[WORK ITEM]
Word for word, set down every record that appears below.

[EXERCISE INPUT]
..........

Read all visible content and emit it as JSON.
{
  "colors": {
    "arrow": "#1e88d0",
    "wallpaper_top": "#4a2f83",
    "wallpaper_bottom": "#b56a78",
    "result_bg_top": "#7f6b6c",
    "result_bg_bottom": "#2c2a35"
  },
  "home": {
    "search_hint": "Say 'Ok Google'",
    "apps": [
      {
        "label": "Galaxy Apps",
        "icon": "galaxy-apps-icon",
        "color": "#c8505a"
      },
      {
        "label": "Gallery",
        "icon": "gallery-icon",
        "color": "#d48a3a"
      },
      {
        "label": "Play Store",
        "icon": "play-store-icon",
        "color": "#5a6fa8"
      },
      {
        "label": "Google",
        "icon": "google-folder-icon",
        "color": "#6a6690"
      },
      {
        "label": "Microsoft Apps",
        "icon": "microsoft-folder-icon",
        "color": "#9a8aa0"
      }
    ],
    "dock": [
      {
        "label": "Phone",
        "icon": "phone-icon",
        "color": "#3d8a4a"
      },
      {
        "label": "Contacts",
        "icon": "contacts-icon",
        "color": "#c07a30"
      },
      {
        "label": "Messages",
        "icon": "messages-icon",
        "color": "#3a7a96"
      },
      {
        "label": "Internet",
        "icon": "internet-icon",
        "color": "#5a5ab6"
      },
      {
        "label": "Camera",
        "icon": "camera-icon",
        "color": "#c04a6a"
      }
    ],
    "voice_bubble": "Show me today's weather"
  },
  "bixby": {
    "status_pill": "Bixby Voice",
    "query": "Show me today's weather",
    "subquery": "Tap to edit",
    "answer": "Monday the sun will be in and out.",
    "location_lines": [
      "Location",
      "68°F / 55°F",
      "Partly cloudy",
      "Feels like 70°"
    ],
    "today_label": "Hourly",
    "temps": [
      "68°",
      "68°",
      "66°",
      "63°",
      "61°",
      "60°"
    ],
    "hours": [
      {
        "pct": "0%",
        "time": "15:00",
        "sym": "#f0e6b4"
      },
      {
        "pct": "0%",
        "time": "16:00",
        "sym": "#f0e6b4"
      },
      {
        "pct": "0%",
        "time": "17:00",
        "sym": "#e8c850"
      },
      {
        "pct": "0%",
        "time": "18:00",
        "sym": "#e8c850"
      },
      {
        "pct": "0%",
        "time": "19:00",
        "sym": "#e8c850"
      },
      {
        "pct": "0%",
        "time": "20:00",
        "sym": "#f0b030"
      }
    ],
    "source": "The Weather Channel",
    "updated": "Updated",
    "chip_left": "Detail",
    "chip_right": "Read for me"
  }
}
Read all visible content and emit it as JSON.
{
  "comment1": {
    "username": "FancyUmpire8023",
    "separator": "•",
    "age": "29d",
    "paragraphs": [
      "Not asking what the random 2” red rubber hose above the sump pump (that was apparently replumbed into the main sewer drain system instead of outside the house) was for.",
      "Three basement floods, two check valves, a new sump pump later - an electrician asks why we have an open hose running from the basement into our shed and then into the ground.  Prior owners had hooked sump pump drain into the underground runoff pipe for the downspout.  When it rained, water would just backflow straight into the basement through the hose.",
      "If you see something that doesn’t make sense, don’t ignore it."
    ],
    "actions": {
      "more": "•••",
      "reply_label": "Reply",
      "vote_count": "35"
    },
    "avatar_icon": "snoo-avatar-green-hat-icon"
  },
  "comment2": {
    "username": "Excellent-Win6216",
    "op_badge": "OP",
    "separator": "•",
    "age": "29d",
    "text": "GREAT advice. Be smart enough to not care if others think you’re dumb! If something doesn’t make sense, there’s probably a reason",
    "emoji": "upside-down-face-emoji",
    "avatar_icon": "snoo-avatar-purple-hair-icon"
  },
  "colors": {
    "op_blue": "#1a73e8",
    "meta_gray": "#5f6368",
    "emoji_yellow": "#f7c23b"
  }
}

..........

[TASK SOLUTION]
Read all visible content and emit it as JSON.
{
  "colors": {
    "arrow": "#1e88d0",
    "wallpaper_top": "#4a2f83",
    "wallpaper_bottom": "#b56a78",
    "result_bg_top": "#7f6b6c",
    "result_bg_bottom": "#2c2a35"
  },
  "home": {
    "search_hint": "Say 'Ok Google'",
    "apps": [
      {
        "label": "Galaxy Apps",
        "icon": "galaxy-apps-icon",
        "color": "#c8505a"
      },
      {
        "label": "Gallery",
        "icon": "gallery-icon",
        "color": "#d48a3a"
      },
      {
        "label": "Play Store",
        "icon": "play-store-icon",
        "color": "#5a6fa8"
      },
      {
        "label": "Google",
        "icon": "google-folder-icon",
        "color": "#6a6690"
      },
      {
        "label": "Microsoft Apps",
        "icon": "microsoft-folder-icon",
        "color": "#9a8aa0"
      }
    ],
    "dock": [
      {
        "label": "Phone",
        "icon": "phone-icon",
        "color": "#3d8a4a"
      },
      {
        "label": "Contacts",
        "icon": "contacts-icon",
        "color": "#c07a30"
      },
      {
        "label": "Messages",
        "icon": "messages-icon",
        "color": "#3a7a96"
      },
      {
        "label": "Internet",
        "icon": "internet-icon",
        "color": "#5a5ab6"
      },
      {
        "label": "Camera",
        "icon": "camera-icon",
        "color": "#c04a6a"
      }
    ],
    "voice_bubble": "Show me today's weather"
  },
  "bixby": {
    "status_pill": "Bixby Voice",
    "query": "Show me today's weather",
    "subquery": "Tap to edit",
    "answer": "Monday the sun will be in and out.",
    "location_lines": [
      "Location",
      "68°F / 55°F",
      "Partly cloudy",
      "Feels like 70°"
    ],
    "today_label": "Hourly",
    "temps": [
      "68°",
      "68°",
      "66°",
      "63°",
      "61°",
      "60°"
    ],
    "hours": [
      {
        "pct": "0%",
        "time": "15:00",
        "sym": "#f0e6b4"
      },
      {
        "pct": "0%",
        "time": "16:00",
        "sym": "#f0e6b4"
      },
      {
        "pct": "0%",
        "time": "17:00",
        "sym": "#e8c850"
      },
      {
        "pct": "0%",
        "time": "18:00",
        "sym": "#e8c850"
      },
      {
        "pct": "0%",
        "time": "19:00",
        "sym": "#e8c850"
      },
      {
        "pct": "0%",
        "time": "20:00",
        "sym": "#f0b030"
      }
    ],
    "source": "The Weather Channel",
    "updated": "Updated",
    "chip_left": "Detail",
    "chip_right": "Read for me"
  }
}
Read all visible content and emit it as JSON.
{
  "comment1": {
    "username": "FancyUmpire8023",
    "separator": "•",
    "age": "29d",
    "paragraphs": [
      "Not asking what the random 2” red rubber hose above the sump pump (that was apparently replumbed into the main sewer drain system instead of outside the house) was for.",
      "Three basement floods, two check valves, a new sump pump later - an electrician asks why we have an open hose running from the basement into our shed and then into the ground.  Prior owners had hooked sump pump drain into the underground runoff pipe for the downspout.  When it rained, water would just backflow straight into the basement through the hose.",
      "If you see something that doesn’t make sense, don’t ignore it."
    ],
    "actions": {
      "more": "•••",
      "reply_label": "Reply",
      "vote_count": "35"
    },
    "avatar_icon": "snoo-avatar-green-hat-icon"
  },
  "comment2": {
    "username": "Excellent-Win6216",
    "op_badge": "OP",
    "separator": "•",
    "age": "29d",
    "text": "GREAT advice. Be smart enough to not care if others think you’re dumb! If something doesn’t make sense, there’s probably a reason",
    "emoji": "upside-down-face-emoji",
    "avatar_icon": "snoo-avatar-purple-hair-icon"
  },
  "colors": {
    "op_blue": "#1a73e8",
    "meta_gray": "#5f6368",
    "emoji_yellow": "#f7c23b"
  }
}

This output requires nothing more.